An April 15 article by Susan Jones repeats claims that "Veterans and pro-life groups are among those protesting" the report.

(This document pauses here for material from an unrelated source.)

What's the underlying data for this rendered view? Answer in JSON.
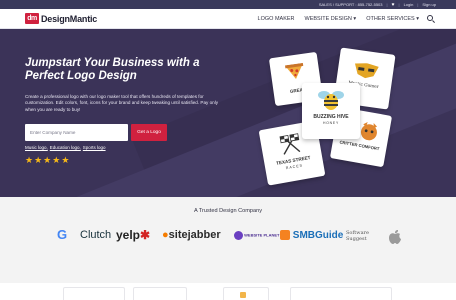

Jones asserted that the report "label[ed] pro-life supporters as rightwing extremists" without noting the history of violence perpetrated by some anti-abortion extremists.
Jones repeated criticism by the American Legion of the report for noting that Oklahoma City bomber Timothy McVeigh was a former member of the military without also noting that, as we've mentioned, a 2008 FBI report stated, in the words of the DHS, that "some returning military veterans from the wars in Iraq and Afghanistan have joined extremist groups," adding: "A review of FBI white supremacist extremist cases from October 2001 to May 2008 identified 203 individuals with confirmed or claimed military service active in the extremist movement at some time during the reporting period." (One abortion clinic bomber, Eric Rudolph, was also a former member of the military.)
Jones also seems to justify Richard Poplawski's killing of three Pittsburgh policemen by writing that "People who knew the suspect said was worried about his weapons being seized during the anti-gun Obama administration." At no point does Jones offer any evidence that Obama is "anti-gun" -- perhaps because there isn't any.
An April 16 article by Jones claiming that "Many conservative gun owners will feel threatened and insulted by the report" (though quoting only one) basessly suggests that a call for "re-imposing the ban on semi-automatic weapons" by "Obama’s own Justice Department" is a direct contradiction of Obama's statement during the campaign that "he would not take their weapons away." In fact, the weapon ban that the Obama administration has shown interest in re-instituting does not ban all "semi-automatic weapons," as Jones falsely suggests, but only selected types of semi-automatic military-style guns.